British Prime Minister Rishi Sunak is considering introducing measures that would ban the next generation from ever being able to buy cigarettes, The Guardian reported, citing government sources.
"We want to encourage more people to quit and meet our ambition to be smokefree by 2030, which is why we have already taken steps to reduce smoking rates," a British government spokesperson said in an emailed response to Reuters.
The spokesperson declined to comment further on The Guardian report.
The policies under consideration are part of a new consumer-focused drive from Sunak's team before next year's expected election, the report said.
Britain in May announced it would close a loophole that let retailers give free samples of vapes to children in a clampdown on e-cigarettes.
Separately, councils in England and Wales in July called on the government to ban the sale of single-use vapes by 2024 on both environmental and health grounds.

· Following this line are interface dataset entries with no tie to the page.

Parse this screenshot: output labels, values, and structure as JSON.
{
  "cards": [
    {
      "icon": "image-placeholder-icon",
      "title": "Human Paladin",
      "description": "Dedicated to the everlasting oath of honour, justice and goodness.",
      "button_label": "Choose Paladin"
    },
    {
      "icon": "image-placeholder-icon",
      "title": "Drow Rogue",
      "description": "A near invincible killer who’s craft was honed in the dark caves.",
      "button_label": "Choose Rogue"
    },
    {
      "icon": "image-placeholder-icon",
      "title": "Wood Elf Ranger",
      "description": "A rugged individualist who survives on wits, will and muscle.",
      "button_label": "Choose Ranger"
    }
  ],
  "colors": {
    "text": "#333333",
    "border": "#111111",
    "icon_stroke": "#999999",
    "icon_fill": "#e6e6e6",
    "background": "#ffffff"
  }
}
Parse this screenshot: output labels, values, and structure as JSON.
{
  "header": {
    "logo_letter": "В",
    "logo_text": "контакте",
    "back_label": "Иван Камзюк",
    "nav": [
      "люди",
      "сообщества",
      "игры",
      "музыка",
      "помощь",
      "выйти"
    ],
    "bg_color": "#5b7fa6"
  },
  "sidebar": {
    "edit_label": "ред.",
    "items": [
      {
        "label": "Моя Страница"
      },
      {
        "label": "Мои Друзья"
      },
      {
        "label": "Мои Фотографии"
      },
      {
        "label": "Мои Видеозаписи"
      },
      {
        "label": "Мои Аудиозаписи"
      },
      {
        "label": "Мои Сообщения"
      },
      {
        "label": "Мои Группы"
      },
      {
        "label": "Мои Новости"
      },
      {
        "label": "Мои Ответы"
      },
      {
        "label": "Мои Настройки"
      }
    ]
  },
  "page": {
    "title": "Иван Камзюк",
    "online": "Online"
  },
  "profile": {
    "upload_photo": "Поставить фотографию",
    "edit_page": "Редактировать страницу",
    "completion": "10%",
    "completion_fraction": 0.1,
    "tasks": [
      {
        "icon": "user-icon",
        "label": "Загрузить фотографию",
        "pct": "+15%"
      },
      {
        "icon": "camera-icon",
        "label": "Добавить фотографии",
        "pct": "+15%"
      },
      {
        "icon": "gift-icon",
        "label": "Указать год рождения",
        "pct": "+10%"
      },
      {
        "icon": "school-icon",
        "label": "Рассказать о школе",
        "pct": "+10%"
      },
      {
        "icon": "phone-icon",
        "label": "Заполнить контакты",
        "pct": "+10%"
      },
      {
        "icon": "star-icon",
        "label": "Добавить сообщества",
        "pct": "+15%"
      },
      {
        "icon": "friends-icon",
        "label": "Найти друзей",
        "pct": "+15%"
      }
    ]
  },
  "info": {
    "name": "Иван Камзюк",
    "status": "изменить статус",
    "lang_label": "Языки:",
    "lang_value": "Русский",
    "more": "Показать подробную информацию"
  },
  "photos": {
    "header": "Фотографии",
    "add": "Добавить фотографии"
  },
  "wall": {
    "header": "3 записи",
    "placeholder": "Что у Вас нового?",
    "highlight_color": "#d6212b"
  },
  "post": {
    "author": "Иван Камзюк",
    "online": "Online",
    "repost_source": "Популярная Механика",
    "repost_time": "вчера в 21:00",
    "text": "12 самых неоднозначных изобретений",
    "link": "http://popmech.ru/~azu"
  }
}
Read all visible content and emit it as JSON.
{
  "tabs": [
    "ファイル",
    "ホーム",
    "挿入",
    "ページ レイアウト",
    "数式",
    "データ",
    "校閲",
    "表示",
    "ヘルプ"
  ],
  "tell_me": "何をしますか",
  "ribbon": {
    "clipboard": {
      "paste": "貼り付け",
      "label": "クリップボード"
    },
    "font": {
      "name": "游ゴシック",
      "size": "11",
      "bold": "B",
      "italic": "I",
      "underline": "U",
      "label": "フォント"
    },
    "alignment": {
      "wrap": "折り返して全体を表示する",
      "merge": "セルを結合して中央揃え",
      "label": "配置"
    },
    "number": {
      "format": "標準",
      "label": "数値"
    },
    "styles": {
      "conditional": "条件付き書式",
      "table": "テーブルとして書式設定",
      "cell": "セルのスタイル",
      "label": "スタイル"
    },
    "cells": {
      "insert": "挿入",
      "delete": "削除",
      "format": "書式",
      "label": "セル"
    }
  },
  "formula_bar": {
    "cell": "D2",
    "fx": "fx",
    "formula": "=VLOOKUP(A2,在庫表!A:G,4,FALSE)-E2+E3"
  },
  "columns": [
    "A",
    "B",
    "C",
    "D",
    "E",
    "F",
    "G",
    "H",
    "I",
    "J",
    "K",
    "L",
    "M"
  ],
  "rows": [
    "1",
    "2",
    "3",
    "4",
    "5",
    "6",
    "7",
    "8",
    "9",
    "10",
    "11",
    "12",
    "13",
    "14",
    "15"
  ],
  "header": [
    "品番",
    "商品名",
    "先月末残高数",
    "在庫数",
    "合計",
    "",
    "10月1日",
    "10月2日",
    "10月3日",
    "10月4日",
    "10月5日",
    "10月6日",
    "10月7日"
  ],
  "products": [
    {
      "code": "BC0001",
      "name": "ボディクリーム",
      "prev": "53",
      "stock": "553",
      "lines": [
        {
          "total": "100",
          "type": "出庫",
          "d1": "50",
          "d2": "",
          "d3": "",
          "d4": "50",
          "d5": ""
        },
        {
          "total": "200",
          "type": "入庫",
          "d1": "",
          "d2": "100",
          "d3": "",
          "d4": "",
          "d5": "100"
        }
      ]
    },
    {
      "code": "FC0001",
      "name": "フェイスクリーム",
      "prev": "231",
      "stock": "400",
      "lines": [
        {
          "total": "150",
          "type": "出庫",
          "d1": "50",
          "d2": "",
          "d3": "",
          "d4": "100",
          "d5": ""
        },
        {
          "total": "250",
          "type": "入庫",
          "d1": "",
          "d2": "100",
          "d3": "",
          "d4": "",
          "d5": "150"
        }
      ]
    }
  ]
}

In May of this year, Australia banned recreational vaping and tightened other aspects of e-cigarette laws in the biggest crackdown on the tobacco industry in more than a decade to try to stop a rise in teenage vaping.
The Australian government aims to ban all disposable vapes, which often comes in fruity flavours, ban the import of non-prescription vapes and limit nicotine levels, aiming for the sale of vapes to be confined to helping smokers quit.